Gases in the Blodo

The following article is from The Great Soviet Encyclopedia (1979). It might be outdated or ideologically biased.

Gases in the Blodo


gases dissolved in or chemically bonded with the blood of animals and man.

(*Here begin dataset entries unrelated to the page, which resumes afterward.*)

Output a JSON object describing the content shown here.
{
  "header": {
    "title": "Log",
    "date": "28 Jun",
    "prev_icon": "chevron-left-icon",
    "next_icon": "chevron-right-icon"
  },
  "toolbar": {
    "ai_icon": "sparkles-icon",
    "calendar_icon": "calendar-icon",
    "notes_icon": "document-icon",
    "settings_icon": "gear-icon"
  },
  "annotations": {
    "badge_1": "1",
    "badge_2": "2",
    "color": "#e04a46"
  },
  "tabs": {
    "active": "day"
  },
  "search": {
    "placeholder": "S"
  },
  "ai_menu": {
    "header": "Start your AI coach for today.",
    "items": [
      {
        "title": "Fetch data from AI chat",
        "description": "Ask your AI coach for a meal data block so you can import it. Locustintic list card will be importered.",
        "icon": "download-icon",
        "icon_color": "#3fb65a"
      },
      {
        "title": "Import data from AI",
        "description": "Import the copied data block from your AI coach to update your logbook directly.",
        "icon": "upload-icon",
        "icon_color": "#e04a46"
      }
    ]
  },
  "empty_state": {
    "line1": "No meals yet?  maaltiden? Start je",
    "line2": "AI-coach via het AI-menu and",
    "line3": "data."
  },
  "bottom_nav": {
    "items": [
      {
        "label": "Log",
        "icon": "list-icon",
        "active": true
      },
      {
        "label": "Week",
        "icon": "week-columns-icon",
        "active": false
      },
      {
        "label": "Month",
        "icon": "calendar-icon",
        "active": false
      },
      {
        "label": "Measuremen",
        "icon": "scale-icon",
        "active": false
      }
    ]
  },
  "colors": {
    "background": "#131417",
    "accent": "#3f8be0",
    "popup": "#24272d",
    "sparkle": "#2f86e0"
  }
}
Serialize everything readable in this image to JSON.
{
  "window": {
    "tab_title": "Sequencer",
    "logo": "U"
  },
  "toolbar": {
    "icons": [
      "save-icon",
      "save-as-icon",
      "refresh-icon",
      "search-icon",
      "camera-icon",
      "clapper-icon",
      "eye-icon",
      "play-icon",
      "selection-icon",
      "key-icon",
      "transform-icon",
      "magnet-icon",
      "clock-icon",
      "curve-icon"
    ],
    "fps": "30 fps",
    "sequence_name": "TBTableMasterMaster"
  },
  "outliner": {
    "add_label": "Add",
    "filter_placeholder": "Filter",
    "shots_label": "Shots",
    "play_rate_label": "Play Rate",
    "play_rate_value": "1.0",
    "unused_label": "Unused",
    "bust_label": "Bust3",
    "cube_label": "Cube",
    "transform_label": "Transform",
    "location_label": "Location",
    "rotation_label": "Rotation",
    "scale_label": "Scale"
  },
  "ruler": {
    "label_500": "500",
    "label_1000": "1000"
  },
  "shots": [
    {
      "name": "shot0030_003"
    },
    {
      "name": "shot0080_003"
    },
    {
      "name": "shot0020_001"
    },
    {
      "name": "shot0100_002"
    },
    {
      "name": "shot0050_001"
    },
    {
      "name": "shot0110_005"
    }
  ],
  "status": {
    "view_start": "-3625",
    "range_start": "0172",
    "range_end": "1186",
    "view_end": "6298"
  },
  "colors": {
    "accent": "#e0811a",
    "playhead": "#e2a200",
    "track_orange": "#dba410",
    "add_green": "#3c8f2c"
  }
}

A complete investigation of gases in human blood was first carried out by I. M. Sechenov in 1859. Blood contains gases that come from the medium surrounding an organism and gases that are generated within the organism. They enter and leave the blood by means of diffusion. The quantity of each of the gases dissolved in arterial blood is determined by its partial pressure in alveolar air and by the coefficient of its solubility in the blood. Oxygen and carbon dioxide, the most important gases in the blood, are found there in both dissolved and chemically bonded states. They form unstable compounds: CO2 is used in the formation of salts for the blood’s buffer system; oxygen unites with hemoglobin to create oxyhemoglobin. As a result of gas exchange, the content of gases in venous and arterial blood is different (see Table 1).

Should there be any significant change in atmospheric

Table 1. Normal content of gases in human blood
 Arterial bloodVenous blood
 Partial pressure (mm of mercury)Content as % of volumePartial pressure (mm of mercury)Content as % of volume
  Dissolved formBonded form Dissolved formBonded form
Oxygen ................90-1000.2818-2035-450.1212-15
Carbon dioxide ................37-412.5-2.644-4842-472.8-3.048-53
Nitrogen ................560-58010560-58010
Other gases ................tracetracetracetrace

pressure on the body (for example, in the mountains or in caissons), the partial pressure of O2 and N2 changes sharply; this may cause oxygen starvation, caisson disease, and other illnesses. Aside from the gases that are constantly present in the blood, narcotic, toxic, and other gases may enter the bloodstream.


The Great Soviet Encyclopedia, 3rd Edition (1970-1979). © 2010 The Gale Group, Inc. All rights reserved.